About Winter’s Gift
Author: Sean Michael
Word Count: 20900
Page Count (pdf): 81
Date Published: February 20, 2017
Publisher: Sean Michael
Series name and number: n/a
Badly disfigured, Geoff lives alone in the woods with only his wolf as companion. It’s a solitary life, but one he is comfortable with. When he discovers a fairy with an injured wing at the beginning of winter, his whole ordered world is turned upside down. But will Mauve be horrified by his rescuer’s visage? Or can the fairy look beyond the scars and see into Geoff’s heart?
Originally published in the Bus Stories anthology and as a stand alone with another publisher.
Winter was coming. There was no doubt about it, not with the smell of snow and the taste of frost weighing heavy on the air. Just yesterday the woods were still full of the dust and color and crackle of falling leaves. Tomorrow night, the day after at the latest, and the touch of Father Winter would come, silencing the song of Spring and forcing all to sleep.
Geoff sighed and settled the pheasants on his shoulders. There was enough food to last him through the hard freeze — he’d taken a bear only a week ago and two bucks the week before that. If luck was with him, he’d find a wild pig before hunting became problematic and then he and Wolf could be well settled, even for a long winter.
The pheasants had led Geoff on a merry chase, pulling him farther from his territory than he liked, but, as always, the trees and the sun guided him home.
They were close, he could hear the creek, smell the vague whispers of smoked meat and stored grain and fermenting apples overlaid with sap and pine and ancient soil.
Wolf was searching, sniffing the ground and the air, silver brow furrowing. Geoff stopped, sniffing himself, eyes sharp as his eyes hunted for something off, something not right, something invading their space.
Wolf found it first, barking sharply beside the bank of the creek, a low, confused growl calling him to come and look, come see. Something rested, crumpled and still along the steep bank, fallen and somehow caught in the newly exposed roots.
They watched it for a moment — it was purple, lots of purples, as if formed from cloth dyed by a newly and baldy trained apprentice weaver. Geoff thought maybe it was a tree sprite, perhaps one of the Summer children lost from the deep forests where men with sense knew not to go.
He really hoped it was dead, otherwise he’d have to go rescue it and he’d heard they bit.
Of course, if they really were poisonous, he couldn’t just leave it near the creek. What if it turned the water foul?
Geoff looked at Wolf, who looked back with a vaguely disgusted sneer. One of them was going to have to walk down, he supposed, and look. He set the pheasants on the ground, glaring at Wolf. “Don’t touch them. I’ll be right back.”
Then he slid down the sandy bank to investigate, axe in hand.
It made no movement as he approached. Closer up he could see that it was shaped like a man, lying on its side, the purples were its skin; there wasn’t a stitch of clothing on it.

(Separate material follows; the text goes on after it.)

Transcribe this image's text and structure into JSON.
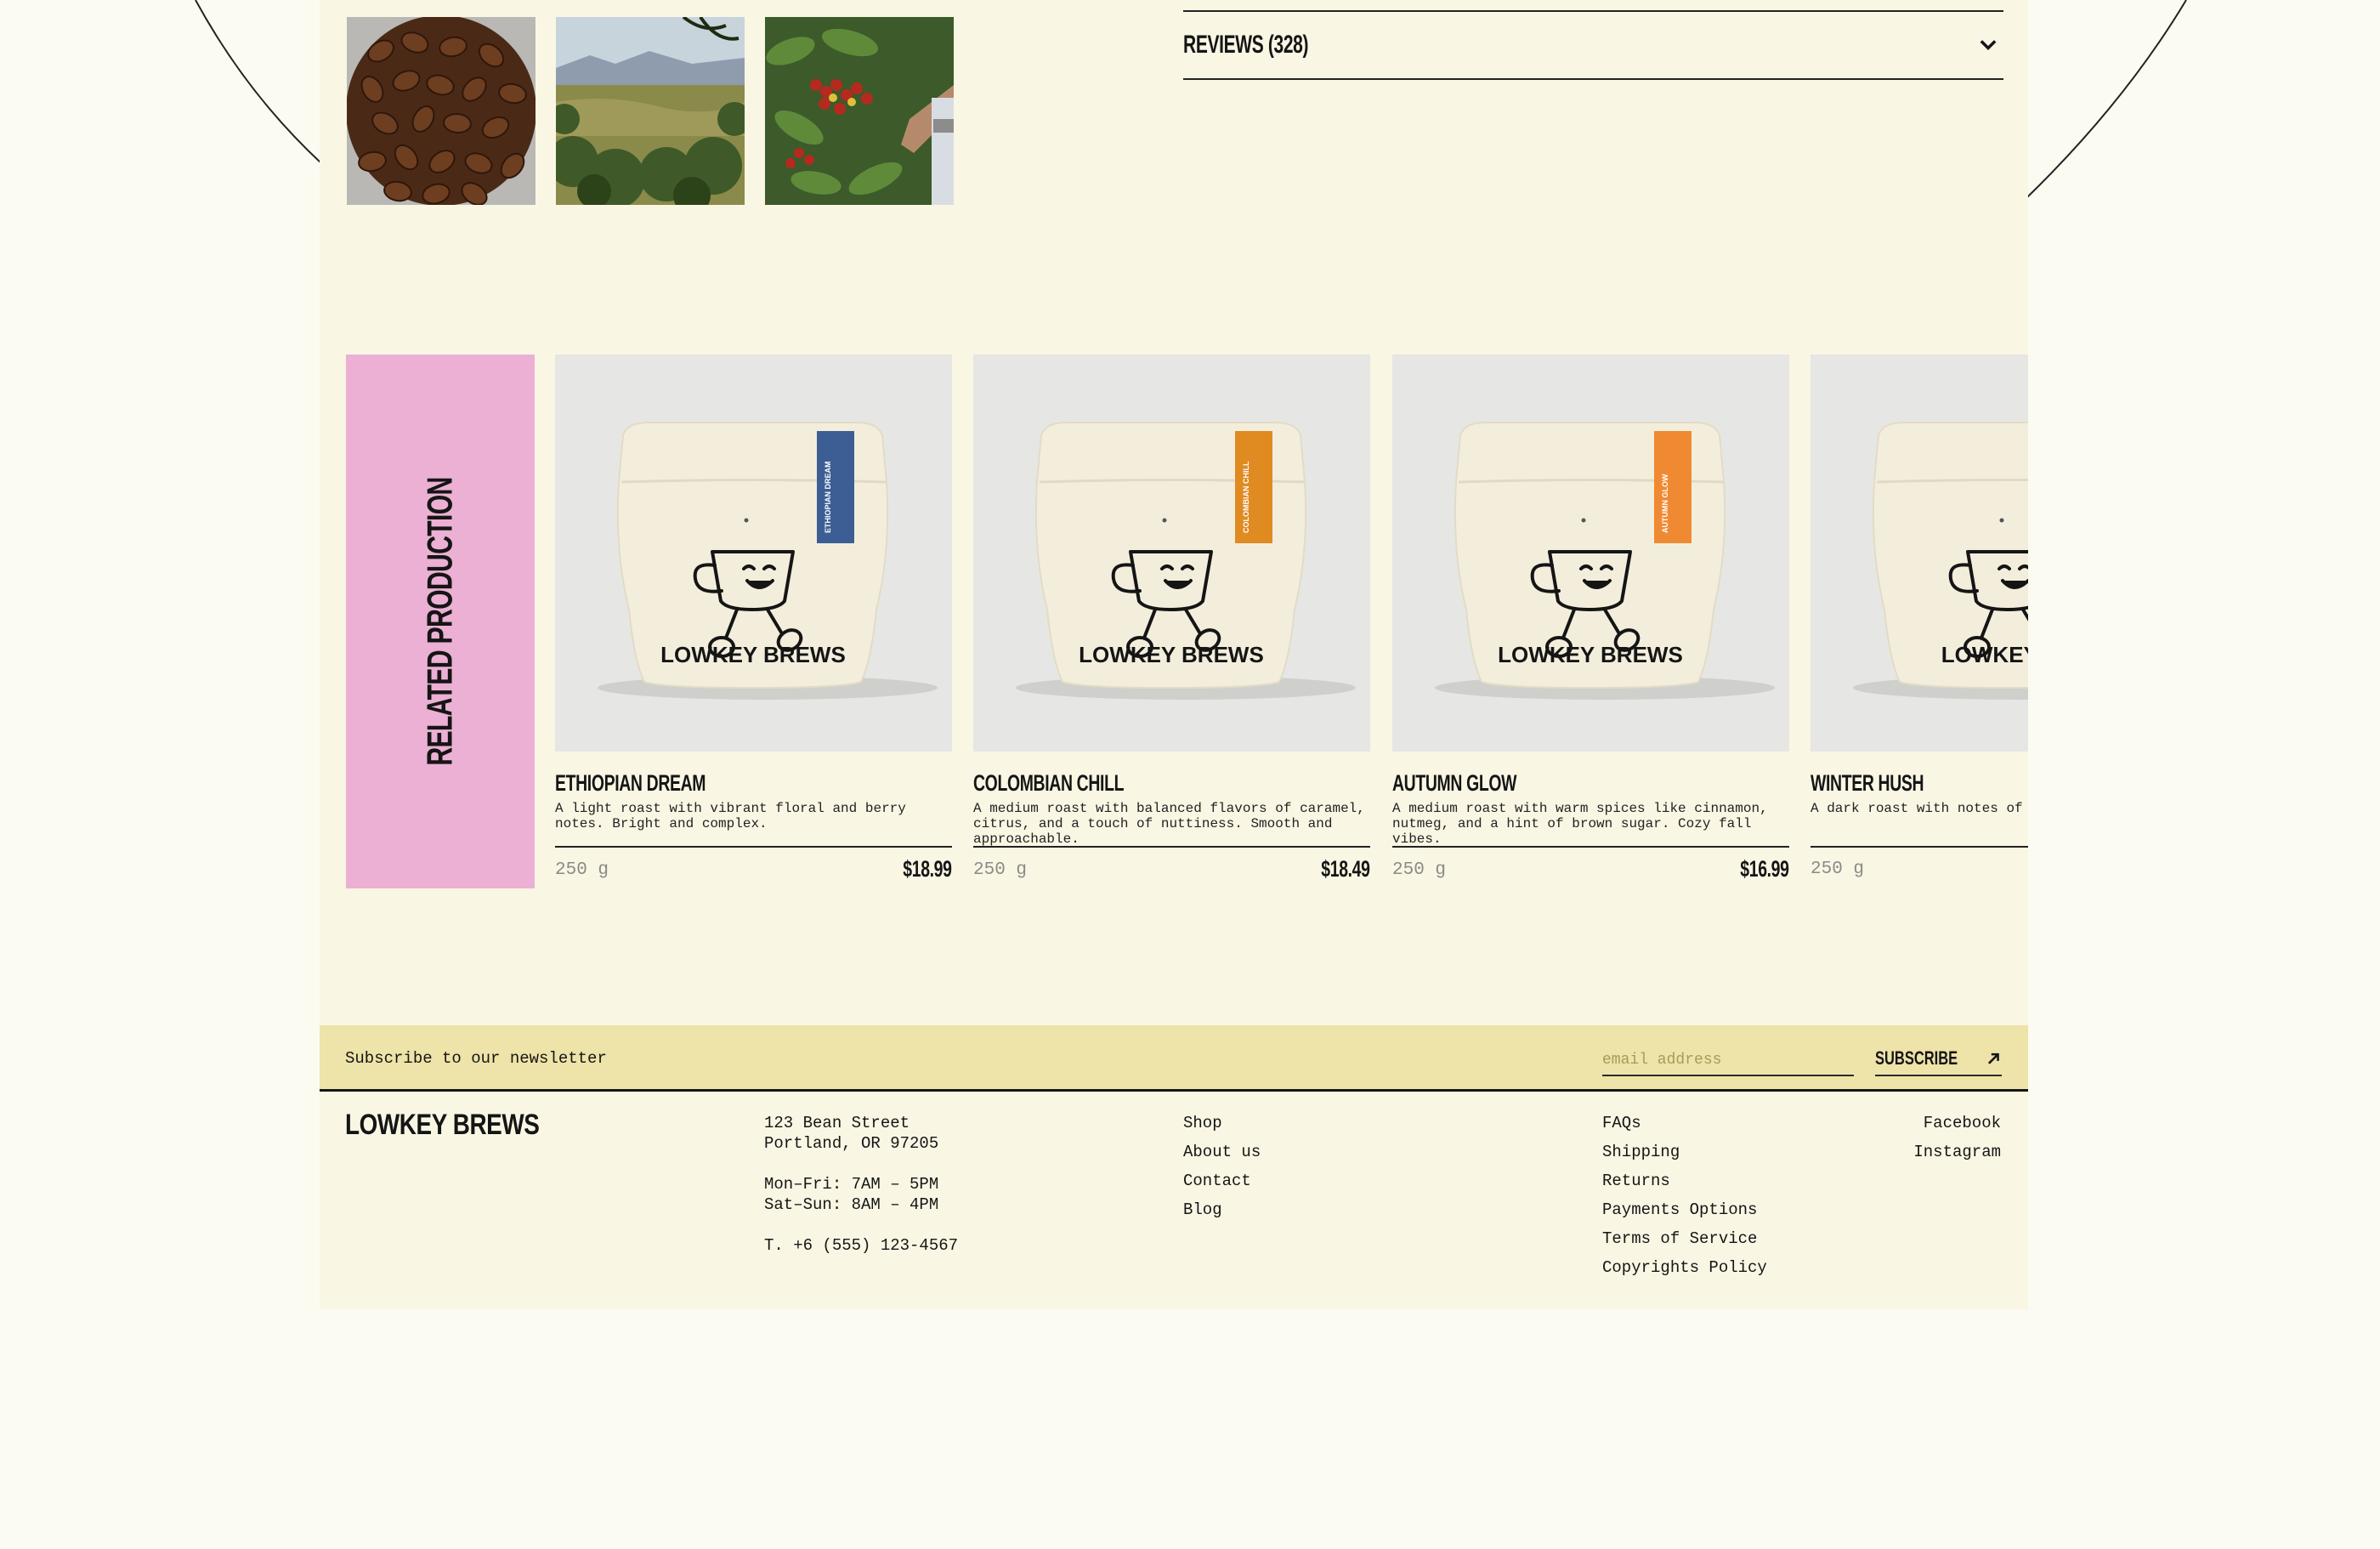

Diaphanous, gauzy wings grew from its back; they looked like they would break with a good wind; they did not look like they could hold a man-sized being aloft. And clearly, one of them was badly mangled, gauzy feathers broken, oozing gray liquid.
Geoff frowned, shaking his head when the thin chest moved, taking a shaky breath. Alive, then, and hurt.

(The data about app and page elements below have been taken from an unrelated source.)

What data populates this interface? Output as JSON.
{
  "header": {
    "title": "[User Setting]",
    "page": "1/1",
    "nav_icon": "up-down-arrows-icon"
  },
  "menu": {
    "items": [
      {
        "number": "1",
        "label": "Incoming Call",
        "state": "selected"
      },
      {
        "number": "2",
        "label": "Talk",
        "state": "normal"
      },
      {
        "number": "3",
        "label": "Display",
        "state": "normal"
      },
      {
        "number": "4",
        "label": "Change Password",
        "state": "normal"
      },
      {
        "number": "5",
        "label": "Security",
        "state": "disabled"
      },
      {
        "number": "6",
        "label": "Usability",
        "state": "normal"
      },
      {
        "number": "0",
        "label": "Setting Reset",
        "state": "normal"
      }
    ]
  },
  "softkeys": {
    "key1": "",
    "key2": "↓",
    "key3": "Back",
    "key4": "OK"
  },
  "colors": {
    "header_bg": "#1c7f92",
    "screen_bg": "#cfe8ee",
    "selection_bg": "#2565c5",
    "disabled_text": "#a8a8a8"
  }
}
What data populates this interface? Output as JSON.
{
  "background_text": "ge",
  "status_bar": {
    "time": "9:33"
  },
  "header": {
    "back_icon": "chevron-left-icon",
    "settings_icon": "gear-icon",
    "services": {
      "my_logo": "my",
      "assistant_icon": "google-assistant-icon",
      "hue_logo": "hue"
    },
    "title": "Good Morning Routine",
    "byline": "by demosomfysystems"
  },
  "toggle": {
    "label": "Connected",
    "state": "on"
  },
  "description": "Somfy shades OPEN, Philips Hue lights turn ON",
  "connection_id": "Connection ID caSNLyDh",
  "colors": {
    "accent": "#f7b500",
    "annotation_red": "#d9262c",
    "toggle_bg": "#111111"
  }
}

“Can you hear me? If you can, I’m going to take you in. It’ll hurt some, so bear up.” He slid his arms beneath the slender frame and lifted gently, jostling the broken wing as little as possible.

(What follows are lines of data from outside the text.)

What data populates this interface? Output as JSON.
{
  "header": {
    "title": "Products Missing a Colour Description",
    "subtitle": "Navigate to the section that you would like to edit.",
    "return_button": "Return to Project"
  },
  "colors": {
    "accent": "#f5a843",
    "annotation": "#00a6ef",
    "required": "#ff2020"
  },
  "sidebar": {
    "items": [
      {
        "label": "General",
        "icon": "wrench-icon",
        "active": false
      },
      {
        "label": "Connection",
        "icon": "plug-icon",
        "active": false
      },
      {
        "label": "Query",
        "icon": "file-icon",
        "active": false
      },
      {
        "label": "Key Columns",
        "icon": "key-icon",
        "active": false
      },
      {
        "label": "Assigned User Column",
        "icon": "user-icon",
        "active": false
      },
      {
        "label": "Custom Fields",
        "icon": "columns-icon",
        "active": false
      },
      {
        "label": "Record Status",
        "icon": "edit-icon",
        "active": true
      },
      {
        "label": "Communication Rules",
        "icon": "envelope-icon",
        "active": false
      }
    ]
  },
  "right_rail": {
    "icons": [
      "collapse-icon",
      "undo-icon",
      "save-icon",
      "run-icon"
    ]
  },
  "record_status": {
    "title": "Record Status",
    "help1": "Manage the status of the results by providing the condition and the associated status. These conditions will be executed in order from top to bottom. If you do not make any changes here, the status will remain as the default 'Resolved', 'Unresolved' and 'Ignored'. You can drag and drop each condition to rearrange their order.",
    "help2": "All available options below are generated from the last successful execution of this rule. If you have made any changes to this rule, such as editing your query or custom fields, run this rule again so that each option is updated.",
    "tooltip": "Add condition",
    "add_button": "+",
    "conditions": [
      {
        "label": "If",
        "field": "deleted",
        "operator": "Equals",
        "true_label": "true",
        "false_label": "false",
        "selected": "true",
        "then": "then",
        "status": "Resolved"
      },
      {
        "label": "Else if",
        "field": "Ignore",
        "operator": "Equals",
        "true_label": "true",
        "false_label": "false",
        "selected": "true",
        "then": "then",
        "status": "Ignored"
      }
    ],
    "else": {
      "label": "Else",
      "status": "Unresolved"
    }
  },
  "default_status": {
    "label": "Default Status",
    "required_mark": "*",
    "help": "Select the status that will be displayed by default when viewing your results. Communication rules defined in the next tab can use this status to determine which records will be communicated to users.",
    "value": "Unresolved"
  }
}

It was slow going to reach home, with Wolf curiously sniffing and Geoff trying to carry a really rather slippery-skinned, wounded woodland spirit, four dead birds, his bow and his axe. By the time he backed into the huge, hollow series of tree trunks that made up home and hearth, darkness was falling.